Start of Excerpted records

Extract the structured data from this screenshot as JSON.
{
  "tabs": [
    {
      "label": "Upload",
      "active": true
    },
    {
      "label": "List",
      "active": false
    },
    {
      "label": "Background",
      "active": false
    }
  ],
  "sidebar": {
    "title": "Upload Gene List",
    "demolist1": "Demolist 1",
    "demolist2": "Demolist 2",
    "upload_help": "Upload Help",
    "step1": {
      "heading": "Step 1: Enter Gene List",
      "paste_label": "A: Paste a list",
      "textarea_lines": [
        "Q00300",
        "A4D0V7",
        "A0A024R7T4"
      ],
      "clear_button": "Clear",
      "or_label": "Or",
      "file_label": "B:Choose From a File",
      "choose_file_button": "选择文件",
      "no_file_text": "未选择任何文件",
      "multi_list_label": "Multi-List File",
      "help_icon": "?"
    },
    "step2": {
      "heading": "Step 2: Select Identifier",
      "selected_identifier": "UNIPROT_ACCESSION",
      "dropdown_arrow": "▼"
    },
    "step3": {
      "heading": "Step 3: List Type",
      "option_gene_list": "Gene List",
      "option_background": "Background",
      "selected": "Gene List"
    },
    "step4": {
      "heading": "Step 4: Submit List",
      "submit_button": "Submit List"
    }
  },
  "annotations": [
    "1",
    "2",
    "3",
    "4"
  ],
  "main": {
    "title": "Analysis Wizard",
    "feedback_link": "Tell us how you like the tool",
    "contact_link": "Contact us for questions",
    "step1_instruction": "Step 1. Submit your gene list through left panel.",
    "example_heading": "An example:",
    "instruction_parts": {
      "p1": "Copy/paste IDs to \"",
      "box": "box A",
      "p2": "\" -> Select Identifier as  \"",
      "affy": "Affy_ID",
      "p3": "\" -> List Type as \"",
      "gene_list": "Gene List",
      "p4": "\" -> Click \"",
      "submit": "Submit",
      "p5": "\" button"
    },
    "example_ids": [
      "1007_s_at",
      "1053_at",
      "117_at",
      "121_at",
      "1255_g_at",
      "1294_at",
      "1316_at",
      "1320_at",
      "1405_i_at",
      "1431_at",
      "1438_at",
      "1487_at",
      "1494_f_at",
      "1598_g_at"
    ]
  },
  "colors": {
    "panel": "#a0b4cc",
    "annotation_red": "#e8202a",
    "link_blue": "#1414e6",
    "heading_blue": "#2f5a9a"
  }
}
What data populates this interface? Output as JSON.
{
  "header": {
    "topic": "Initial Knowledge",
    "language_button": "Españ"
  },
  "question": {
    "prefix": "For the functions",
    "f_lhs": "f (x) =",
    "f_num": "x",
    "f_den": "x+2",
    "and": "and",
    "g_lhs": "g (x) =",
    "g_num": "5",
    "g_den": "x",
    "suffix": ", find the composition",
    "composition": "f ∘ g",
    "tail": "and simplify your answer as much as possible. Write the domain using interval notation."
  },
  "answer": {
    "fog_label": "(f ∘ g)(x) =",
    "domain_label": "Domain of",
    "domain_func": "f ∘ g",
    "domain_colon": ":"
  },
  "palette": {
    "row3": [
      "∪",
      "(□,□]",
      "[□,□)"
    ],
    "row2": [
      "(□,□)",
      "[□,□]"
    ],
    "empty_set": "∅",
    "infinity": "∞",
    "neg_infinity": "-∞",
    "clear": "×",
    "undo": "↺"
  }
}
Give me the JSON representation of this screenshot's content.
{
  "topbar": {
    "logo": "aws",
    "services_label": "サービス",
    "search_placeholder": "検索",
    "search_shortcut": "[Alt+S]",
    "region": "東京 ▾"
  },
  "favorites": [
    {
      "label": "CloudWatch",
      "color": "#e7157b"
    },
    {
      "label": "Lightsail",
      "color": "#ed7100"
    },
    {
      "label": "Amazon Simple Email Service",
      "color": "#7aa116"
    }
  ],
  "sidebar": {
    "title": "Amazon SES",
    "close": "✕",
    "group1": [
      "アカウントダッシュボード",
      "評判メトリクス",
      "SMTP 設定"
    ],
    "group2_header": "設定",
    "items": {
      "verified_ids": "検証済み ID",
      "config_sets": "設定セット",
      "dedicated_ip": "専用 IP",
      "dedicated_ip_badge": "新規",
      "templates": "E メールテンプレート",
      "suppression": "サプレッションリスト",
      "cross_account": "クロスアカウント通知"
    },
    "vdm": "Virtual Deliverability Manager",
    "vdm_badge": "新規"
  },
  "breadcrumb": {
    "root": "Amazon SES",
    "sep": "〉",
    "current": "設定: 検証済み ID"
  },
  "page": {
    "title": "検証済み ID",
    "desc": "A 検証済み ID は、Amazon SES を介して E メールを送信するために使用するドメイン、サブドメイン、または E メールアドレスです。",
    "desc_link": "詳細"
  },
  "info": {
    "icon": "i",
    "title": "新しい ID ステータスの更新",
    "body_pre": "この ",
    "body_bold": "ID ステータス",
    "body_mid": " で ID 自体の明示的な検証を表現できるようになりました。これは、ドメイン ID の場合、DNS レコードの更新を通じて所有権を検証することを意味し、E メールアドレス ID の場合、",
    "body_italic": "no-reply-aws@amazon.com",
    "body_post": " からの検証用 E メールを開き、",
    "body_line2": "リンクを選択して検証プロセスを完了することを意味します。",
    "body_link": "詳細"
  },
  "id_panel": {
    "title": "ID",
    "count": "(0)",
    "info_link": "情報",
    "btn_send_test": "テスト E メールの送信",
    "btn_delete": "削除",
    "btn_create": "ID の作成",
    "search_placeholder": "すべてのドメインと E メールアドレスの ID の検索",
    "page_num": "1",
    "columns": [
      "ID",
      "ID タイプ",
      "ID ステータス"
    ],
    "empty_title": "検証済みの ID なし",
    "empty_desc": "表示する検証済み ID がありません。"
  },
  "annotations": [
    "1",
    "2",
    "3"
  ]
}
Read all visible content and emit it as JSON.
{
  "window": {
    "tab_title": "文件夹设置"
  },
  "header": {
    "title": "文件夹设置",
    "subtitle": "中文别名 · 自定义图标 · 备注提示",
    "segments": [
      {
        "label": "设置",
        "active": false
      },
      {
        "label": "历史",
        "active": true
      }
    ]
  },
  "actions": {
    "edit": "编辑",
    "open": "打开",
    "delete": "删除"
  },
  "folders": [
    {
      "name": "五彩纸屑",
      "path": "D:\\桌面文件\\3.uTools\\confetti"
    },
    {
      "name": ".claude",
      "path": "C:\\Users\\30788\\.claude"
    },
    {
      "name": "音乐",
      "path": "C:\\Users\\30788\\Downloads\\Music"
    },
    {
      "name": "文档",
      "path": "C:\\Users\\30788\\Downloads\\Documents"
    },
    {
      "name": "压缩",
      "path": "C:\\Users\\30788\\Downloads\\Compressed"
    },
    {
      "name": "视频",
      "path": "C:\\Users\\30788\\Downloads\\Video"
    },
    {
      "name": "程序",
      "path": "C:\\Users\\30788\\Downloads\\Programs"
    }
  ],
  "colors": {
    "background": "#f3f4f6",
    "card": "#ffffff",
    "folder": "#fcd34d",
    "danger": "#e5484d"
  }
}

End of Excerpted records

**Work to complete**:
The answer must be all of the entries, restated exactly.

**Exercise output**:
Extract the structured data from this screenshot as JSON.
{
  "tabs": [
    {
      "label": "Upload",
      "active": true
    },
    {
      "label": "List",
      "active": false
    },
    {
      "label": "Background",
      "active": false
    }
  ],
  "sidebar": {
    "title": "Upload Gene List",
    "demolist1": "Demolist 1",
    "demolist2": "Demolist 2",
    "upload_help": "Upload Help",
    "step1": {
      "heading": "Step 1: Enter Gene List",
      "paste_label": "A: Paste a list",
      "textarea_lines": [
        "Q00300",
        "A4D0V7",
        "A0A024R7T4"
      ],
      "clear_button": "Clear",
      "or_label": "Or",
      "file_label": "B:Choose From a File",
      "choose_file_button": "选择文件",
      "no_file_text": "未选择任何文件",
      "multi_list_label": "Multi-List File",
      "help_icon": "?"
    },
    "step2": {
      "heading": "Step 2: Select Identifier",
      "selected_identifier": "UNIPROT_ACCESSION",
      "dropdown_arrow": "▼"
    },
    "step3": {
      "heading": "Step 3: List Type",
      "option_gene_list": "Gene List",
      "option_background": "Background",
      "selected": "Gene List"
    },
    "step4": {
      "heading": "Step 4: Submit List",
      "submit_button": "Submit List"
    }
  },
  "annotations": [
    "1",
    "2",
    "3",
    "4"
  ],
  "main": {
    "title": "Analysis Wizard",
    "feedback_link": "Tell us how you like the tool",
    "contact_link": "Contact us for questions",
    "step1_instruction": "Step 1. Submit your gene list through left panel.",
    "example_heading": "An example:",
    "instruction_parts": {
      "p1": "Copy/paste IDs to \"",
      "box": "box A",
      "p2": "\" -> Select Identifier as  \"",
      "affy": "Affy_ID",
      "p3": "\" -> List Type as \"",
      "gene_list": "Gene List",
      "p4": "\" -> Click \"",
      "submit": "Submit",
      "p5": "\" button"
    },
    "example_ids": [
      "1007_s_at",
      "1053_at",
      "117_at",
      "121_at",
      "1255_g_at",
      "1294_at",
      "1316_at",
      "1320_at",
      "1405_i_at",
      "1431_at",
      "1438_at",
      "1487_at",
      "1494_f_at",
      "1598_g_at"
    ]
  },
  "colors": {
    "panel": "#a0b4cc",
    "annotation_red": "#e8202a",
    "link_blue": "#1414e6",
    "heading_blue": "#2f5a9a"
  }
}
What data populates this interface? Output as JSON.
{
  "header": {
    "topic": "Initial Knowledge",
    "language_button": "Españ"
  },
  "question": {
    "prefix": "For the functions",
    "f_lhs": "f (x) =",
    "f_num": "x",
    "f_den": "x+2",
    "and": "and",
    "g_lhs": "g (x) =",
    "g_num": "5",
    "g_den": "x",
    "suffix": ", find the composition",
    "composition": "f ∘ g",
    "tail": "and simplify your answer as much as possible. Write the domain using interval notation."
  },
  "answer": {
    "fog_label": "(f ∘ g)(x) =",
    "domain_label": "Domain of",
    "domain_func": "f ∘ g",
    "domain_colon": ":"
  },
  "palette": {
    "row3": [
      "∪",
      "(□,□]",
      "[□,□)"
    ],
    "row2": [
      "(□,□)",
      "[□,□]"
    ],
    "empty_set": "∅",
    "infinity": "∞",
    "neg_infinity": "-∞",
    "clear": "×",
    "undo": "↺"
  }
}
Give me the JSON representation of this screenshot's content.
{
  "topbar": {
    "logo": "aws",
    "services_label": "サービス",
    "search_placeholder": "検索",
    "search_shortcut": "[Alt+S]",
    "region": "東京 ▾"
  },
  "favorites": [
    {
      "label": "CloudWatch",
      "color": "#e7157b"
    },
    {
      "label": "Lightsail",
      "color": "#ed7100"
    },
    {
      "label": "Amazon Simple Email Service",
      "color": "#7aa116"
    }
  ],
  "sidebar": {
    "title": "Amazon SES",
    "close": "✕",
    "group1": [
      "アカウントダッシュボード",
      "評判メトリクス",
      "SMTP 設定"
    ],
    "group2_header": "設定",
    "items": {
      "verified_ids": "検証済み ID",
      "config_sets": "設定セット",
      "dedicated_ip": "専用 IP",
      "dedicated_ip_badge": "新規",
      "templates": "E メールテンプレート",
      "suppression": "サプレッションリスト",
      "cross_account": "クロスアカウント通知"
    },
    "vdm": "Virtual Deliverability Manager",
    "vdm_badge": "新規"
  },
  "breadcrumb": {
    "root": "Amazon SES",
    "sep": "〉",
    "current": "設定: 検証済み ID"
  },
  "page": {
    "title": "検証済み ID",
    "desc": "A 検証済み ID は、Amazon SES を介して E メールを送信するために使用するドメイン、サブドメイン、または E メールアドレスです。",
    "desc_link": "詳細"
  },
  "info": {
    "icon": "i",
    "title": "新しい ID ステータスの更新",
    "body_pre": "この ",
    "body_bold": "ID ステータス",
    "body_mid": " で ID 自体の明示的な検証を表現できるようになりました。これは、ドメイン ID の場合、DNS レコードの更新を通じて所有権を検証することを意味し、E メールアドレス ID の場合、",
    "body_italic": "no-reply-aws@amazon.com",
    "body_post": " からの検証用 E メールを開き、",
    "body_line2": "リンクを選択して検証プロセスを完了することを意味します。",
    "body_link": "詳細"
  },
  "id_panel": {
    "title": "ID",
    "count": "(0)",
    "info_link": "情報",
    "btn_send_test": "テスト E メールの送信",
    "btn_delete": "削除",
    "btn_create": "ID の作成",
    "search_placeholder": "すべてのドメインと E メールアドレスの ID の検索",
    "page_num": "1",
    "columns": [
      "ID",
      "ID タイプ",
      "ID ステータス"
    ],
    "empty_title": "検証済みの ID なし",
    "empty_desc": "表示する検証済み ID がありません。"
  },
  "annotations": [
    "1",
    "2",
    "3"
  ]
}
Read all visible content and emit it as JSON.
{
  "window": {
    "tab_title": "文件夹设置"
  },
  "header": {
    "title": "文件夹设置",
    "subtitle": "中文别名 · 自定义图标 · 备注提示",
    "segments": [
      {
        "label": "设置",
        "active": false
      },
      {
        "label": "历史",
        "active": true
      }
    ]
  },
  "actions": {
    "edit": "编辑",
    "open": "打开",
    "delete": "删除"
  },
  "folders": [
    {
      "name": "五彩纸屑",
      "path": "D:\\桌面文件\\3.uTools\\confetti"
    },
    {
      "name": ".claude",
      "path": "C:\\Users\\30788\\.claude"
    },
    {
      "name": "音乐",
      "path": "C:\\Users\\30788\\Downloads\\Music"
    },
    {
      "name": "文档",
      "path": "C:\\Users\\30788\\Downloads\\Documents"
    },
    {
      "name": "压缩",
      "path": "C:\\Users\\30788\\Downloads\\Compressed"
    },
    {
      "name": "视频",
      "path": "C:\\Users\\30788\\Downloads\\Video"
    },
    {
      "name": "程序",
      "path": "C:\\Users\\30788\\Downloads\\Programs"
    }
  ],
  "colors": {
    "background": "#f3f4f6",
    "card": "#ffffff",
    "folder": "#fcd34d",
    "danger": "#e5484d"
  }
}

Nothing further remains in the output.